Task to carry out: Please report how many lines in the records below contain the word "this", and give nothing else.

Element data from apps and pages
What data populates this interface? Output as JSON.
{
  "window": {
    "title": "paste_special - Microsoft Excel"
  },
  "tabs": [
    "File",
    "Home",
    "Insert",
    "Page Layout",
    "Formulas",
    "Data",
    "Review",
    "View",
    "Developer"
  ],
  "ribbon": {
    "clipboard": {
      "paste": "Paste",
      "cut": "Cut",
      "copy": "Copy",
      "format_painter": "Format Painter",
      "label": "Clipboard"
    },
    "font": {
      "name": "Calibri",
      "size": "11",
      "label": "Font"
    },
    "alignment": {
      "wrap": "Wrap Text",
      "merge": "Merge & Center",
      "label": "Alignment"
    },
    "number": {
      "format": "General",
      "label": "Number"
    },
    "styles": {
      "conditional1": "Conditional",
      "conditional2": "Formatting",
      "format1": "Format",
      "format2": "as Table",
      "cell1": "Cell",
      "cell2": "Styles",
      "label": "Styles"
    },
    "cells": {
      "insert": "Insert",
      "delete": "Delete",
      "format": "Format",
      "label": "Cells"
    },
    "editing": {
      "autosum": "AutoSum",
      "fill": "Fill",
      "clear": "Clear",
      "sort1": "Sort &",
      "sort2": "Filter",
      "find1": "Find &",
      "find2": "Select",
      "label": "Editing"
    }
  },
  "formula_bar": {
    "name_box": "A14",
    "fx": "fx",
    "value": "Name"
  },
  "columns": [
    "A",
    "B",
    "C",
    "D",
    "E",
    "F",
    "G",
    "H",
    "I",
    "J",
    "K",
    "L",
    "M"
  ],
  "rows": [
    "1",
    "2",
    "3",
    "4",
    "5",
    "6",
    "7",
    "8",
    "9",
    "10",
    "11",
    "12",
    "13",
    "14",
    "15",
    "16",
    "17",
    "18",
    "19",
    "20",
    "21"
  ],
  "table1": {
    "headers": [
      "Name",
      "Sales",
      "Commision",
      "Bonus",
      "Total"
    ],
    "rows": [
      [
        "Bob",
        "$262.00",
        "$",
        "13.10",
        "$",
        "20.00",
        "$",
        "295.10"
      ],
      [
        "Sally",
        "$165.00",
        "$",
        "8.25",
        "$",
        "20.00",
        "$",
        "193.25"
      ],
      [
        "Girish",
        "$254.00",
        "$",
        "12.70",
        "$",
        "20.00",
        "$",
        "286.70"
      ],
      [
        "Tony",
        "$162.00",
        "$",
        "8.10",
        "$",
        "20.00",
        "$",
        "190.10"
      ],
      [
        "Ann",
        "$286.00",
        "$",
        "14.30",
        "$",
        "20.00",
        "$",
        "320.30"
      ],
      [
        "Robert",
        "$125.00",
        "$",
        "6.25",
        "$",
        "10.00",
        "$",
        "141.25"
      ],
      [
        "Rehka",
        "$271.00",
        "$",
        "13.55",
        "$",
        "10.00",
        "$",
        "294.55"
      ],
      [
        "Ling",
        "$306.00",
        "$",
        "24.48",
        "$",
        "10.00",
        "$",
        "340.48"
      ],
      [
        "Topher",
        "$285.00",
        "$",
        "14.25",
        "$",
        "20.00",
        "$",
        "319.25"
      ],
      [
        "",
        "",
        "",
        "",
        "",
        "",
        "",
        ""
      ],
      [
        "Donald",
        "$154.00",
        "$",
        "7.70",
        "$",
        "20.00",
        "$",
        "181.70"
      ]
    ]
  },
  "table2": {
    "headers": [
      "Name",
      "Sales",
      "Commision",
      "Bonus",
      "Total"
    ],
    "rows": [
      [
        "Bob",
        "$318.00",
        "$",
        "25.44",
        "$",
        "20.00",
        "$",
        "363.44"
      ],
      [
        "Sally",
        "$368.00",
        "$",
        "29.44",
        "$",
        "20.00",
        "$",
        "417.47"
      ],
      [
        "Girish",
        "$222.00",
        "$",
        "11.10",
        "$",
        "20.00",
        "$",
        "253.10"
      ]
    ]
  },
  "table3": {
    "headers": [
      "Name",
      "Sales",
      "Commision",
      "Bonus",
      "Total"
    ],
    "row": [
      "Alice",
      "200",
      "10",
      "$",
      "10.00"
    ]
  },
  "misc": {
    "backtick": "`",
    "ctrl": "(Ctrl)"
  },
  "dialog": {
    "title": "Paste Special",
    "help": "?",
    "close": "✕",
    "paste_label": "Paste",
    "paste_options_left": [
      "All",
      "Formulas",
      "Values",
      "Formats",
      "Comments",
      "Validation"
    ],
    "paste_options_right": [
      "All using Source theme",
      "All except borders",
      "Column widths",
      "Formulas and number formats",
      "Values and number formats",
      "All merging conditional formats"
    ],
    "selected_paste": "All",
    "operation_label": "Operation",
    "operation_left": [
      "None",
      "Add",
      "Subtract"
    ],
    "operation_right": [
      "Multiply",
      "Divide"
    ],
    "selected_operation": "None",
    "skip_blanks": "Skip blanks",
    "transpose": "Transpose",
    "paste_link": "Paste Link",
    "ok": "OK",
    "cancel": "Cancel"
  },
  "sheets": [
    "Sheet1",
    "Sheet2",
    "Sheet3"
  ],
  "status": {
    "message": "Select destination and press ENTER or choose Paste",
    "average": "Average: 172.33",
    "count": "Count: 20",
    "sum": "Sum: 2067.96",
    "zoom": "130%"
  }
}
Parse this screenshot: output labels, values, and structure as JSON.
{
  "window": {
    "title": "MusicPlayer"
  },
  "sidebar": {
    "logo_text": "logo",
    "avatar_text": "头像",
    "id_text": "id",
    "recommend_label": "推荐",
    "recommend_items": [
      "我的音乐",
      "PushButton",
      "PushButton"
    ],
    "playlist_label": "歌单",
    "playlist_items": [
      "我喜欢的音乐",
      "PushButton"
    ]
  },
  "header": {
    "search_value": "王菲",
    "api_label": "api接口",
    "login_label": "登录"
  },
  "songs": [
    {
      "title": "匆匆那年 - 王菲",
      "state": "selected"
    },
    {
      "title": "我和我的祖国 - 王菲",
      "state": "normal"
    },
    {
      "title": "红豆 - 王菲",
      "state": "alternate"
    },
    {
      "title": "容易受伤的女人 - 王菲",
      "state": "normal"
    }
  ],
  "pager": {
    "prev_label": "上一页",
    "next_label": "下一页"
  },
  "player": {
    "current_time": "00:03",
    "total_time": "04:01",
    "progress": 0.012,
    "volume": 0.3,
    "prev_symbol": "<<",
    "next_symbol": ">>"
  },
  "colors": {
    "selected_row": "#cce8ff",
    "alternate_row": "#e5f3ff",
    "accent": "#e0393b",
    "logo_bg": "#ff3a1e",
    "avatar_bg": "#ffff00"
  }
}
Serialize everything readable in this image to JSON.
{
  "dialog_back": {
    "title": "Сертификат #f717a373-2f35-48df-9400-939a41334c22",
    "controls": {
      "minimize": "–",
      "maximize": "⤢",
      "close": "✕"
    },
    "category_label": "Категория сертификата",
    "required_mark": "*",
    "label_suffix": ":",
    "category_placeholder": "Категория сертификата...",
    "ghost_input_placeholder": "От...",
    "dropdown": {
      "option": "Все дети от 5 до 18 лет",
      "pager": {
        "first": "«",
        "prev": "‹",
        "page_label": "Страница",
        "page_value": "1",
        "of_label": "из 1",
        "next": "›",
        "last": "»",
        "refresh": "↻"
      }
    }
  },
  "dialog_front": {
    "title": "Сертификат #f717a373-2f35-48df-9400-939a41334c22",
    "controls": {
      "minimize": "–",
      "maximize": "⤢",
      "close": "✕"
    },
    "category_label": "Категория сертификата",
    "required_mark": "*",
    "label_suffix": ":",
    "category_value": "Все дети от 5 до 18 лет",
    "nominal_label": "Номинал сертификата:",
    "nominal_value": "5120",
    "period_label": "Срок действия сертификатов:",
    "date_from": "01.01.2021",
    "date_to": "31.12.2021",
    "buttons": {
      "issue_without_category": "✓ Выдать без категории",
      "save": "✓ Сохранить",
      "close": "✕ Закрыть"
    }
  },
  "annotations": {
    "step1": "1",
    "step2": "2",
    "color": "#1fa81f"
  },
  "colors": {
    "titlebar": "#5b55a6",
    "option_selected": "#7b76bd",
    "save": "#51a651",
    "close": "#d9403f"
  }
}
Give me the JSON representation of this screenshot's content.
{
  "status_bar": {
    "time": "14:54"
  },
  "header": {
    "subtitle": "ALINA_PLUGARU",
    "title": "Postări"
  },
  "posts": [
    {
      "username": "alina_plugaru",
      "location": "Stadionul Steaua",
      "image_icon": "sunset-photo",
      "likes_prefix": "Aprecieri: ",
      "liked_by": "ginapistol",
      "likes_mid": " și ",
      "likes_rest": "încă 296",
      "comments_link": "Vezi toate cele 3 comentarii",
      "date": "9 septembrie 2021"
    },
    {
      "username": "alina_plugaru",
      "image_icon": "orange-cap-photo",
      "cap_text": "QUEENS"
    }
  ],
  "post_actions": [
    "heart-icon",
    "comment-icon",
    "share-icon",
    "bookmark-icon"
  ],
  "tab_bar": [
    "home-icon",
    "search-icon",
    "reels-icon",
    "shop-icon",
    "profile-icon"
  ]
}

Exercise result: 4